The Second Circuit agreed that federal law preempted the right of publicity claim, but for different reasons than the district court: the Second Circuit found the state claim preempted under the doctrine of implied preemption or, alternatively, statutory preemption. The Court explained that “generally . . . implied preemption precludes the application of state laws to the extent that those laws interfere with or frustrate the functioning of the regime created by the Copyright Act. Statutory preemption preempts state law claims to the extent that they assert rights equivalent to those protected by the Copyright Act, in works of authorship within the subject matter of federal copyright.”
The Second Circuit used a two-part test to determine whether the state law claim was subject to implied preemption, asking (1) whether the state right of publicity claim asserted a sufficiently substantial state interest, distinct from those interests underlying federal copyright law, and (2) whether the state law claim would potentially conflict with rights established by the Copyright Act. Given that Roberts did not use Jackson’s name or persona to falsely imply Jackson’s endorsement of Roberts’ music, nor did Roberts invade Jackson’s privacy or use his persona in a derogatory nature, the Court reasoned that Jackson was not seeking to vindicate any distinct and substantial state interest. Likewise, the Court held that the second element was satisfied because Jackson’s right of publicity suit had the potential to interfere with the copyright holder’s exclusive control of its rights: “Jackson’s attempt to [control the use of the recording] under the disguise of a right of publicity claim was in derogation of Shady/Aftermath’s exclusive right to enforce the copyright.”

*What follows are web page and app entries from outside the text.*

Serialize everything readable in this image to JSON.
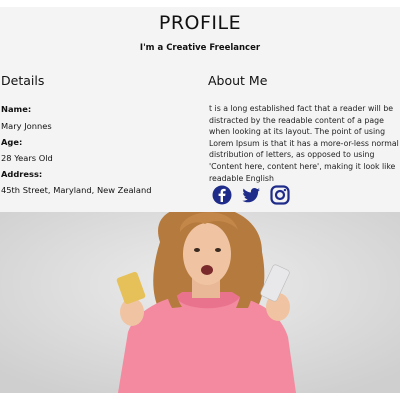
{
  "header": {
    "title": "PROFILE",
    "subtitle": "I'm a Creative Freelancer"
  },
  "details": {
    "heading": "Details",
    "fields": [
      {
        "label": "Name:",
        "value": "Mary Jonnes"
      },
      {
        "label": "Age:",
        "value": "28 Years Old"
      },
      {
        "label": "Address:",
        "value": "45th Street, Maryland, New Zealand"
      }
    ]
  },
  "about": {
    "heading": "About Me",
    "text": "t is a long established fact that a reader will be distracted by the readable content of a page when looking at its layout. The point of using Lorem Ipsum is that it has a more-or-less normal distribution of letters, as opposed to using 'Content here, content here', making it look like readable English"
  },
  "socials": [
    {
      "icon": "facebook-icon"
    },
    {
      "icon": "twitter-icon"
    },
    {
      "icon": "instagram-icon"
    }
  ],
  "colors": {
    "panel_bg": "#f4f4f4",
    "social_icon": "#1f2c8a",
    "photo_bg": "#dcdcdc",
    "hoodie": "#f38aa0"
  }
}
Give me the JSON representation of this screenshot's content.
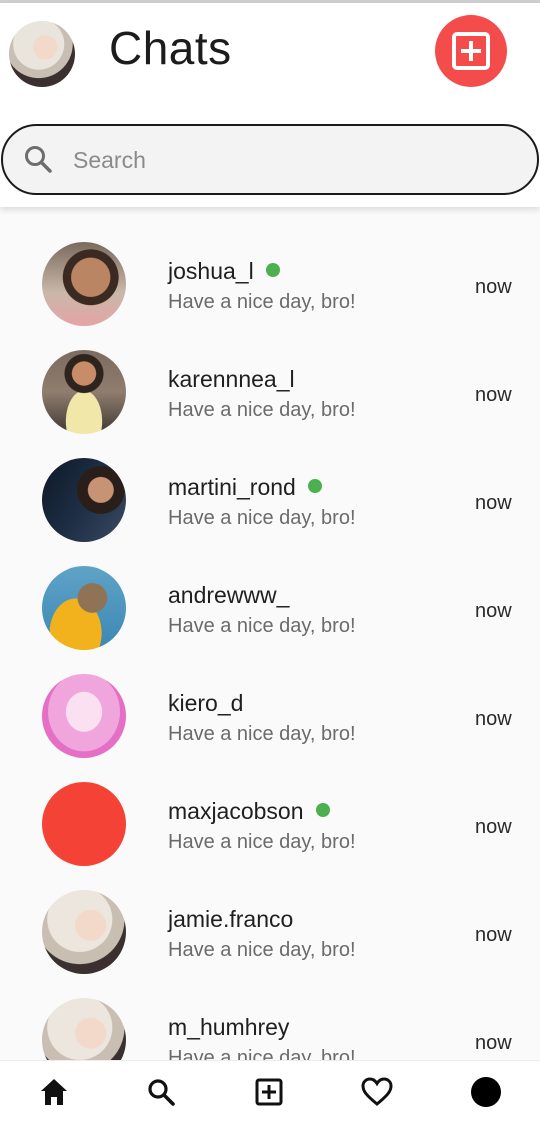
{
  "header": {
    "title": "Chats",
    "profile_avatar": "user-profile-photo",
    "compose_icon": "plus-square-icon"
  },
  "search": {
    "placeholder": "Search",
    "icon": "search-icon"
  },
  "chats": [
    {
      "name": "joshua_l",
      "message": "Have a nice day, bro!",
      "time": "now",
      "online": true
    },
    {
      "name": "karennnea_l",
      "message": "Have a nice day, bro!",
      "time": "now",
      "online": false
    },
    {
      "name": "martini_rond",
      "message": "Have a nice day, bro!",
      "time": "now",
      "online": true
    },
    {
      "name": "andrewww_",
      "message": "Have a nice day, bro!",
      "time": "now",
      "online": false
    },
    {
      "name": "kiero_d",
      "message": "Have a nice day, bro!",
      "time": "now",
      "online": false
    },
    {
      "name": "maxjacobson",
      "message": "Have a nice day, bro!",
      "time": "now",
      "online": true
    },
    {
      "name": "jamie.franco",
      "message": "Have a nice day, bro!",
      "time": "now",
      "online": false
    },
    {
      "name": "m_humhrey",
      "message": "Have a nice day, bro!",
      "time": "now",
      "online": false
    }
  ],
  "bottom_nav": [
    {
      "icon": "home-icon"
    },
    {
      "icon": "search-icon"
    },
    {
      "icon": "plus-square-icon"
    },
    {
      "icon": "heart-icon"
    },
    {
      "icon": "profile-dot-icon"
    }
  ],
  "colors": {
    "accent": "#f44b4b",
    "online": "#4caf50",
    "background": "#fafafa"
  }
}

The Second Circuit also analyzed whether the right of publicity claim was expressly preempted by § 301 of the Copyright Act. Using another two-part test, the Court assessed (1) whether the work at issue fell within the subject matter of copyright per Sections 102 and 103 of the Copyright Act, and (2) whether the state right asserted against that work was “equivalent to any of the exclusive rights within the general scope of copyright as specified by section 106.”
Jackson argued that preemption did not apply because the subject of his claim was his identity or likeness (i.e., the sound of his voice and his stage name, neither of which fall within the subject matter of copyright). The Second Circuit disagreed, however, concluding that the claim fell within the subject matter of the Copyright Act because “the gravamen of Jackson’s right of publicity claim, to the extent it is based on the use of the ‘in Da Club’ sample, is not the use of his identity but rather the use of the copyrighted work itself.”
With respect to the second element, the Second Circuit noted that “[t]he critical inquiry . . . is whether . . . extra elements of the state claim beyond what is required for copyright infringement ‘change the nature of the action so that it is qualitatively different from a copyright infringement claim.’” Acknowledging that there is some debate about whether a Connecticut right of publicity claim includes a “commercial use” element, the Court noted that even if such a requirement existed, it did not sufficiently differentiate the claim from a copyright infringement claim. Accordingly, the Court held that both elements for statutory preemption were satisfied.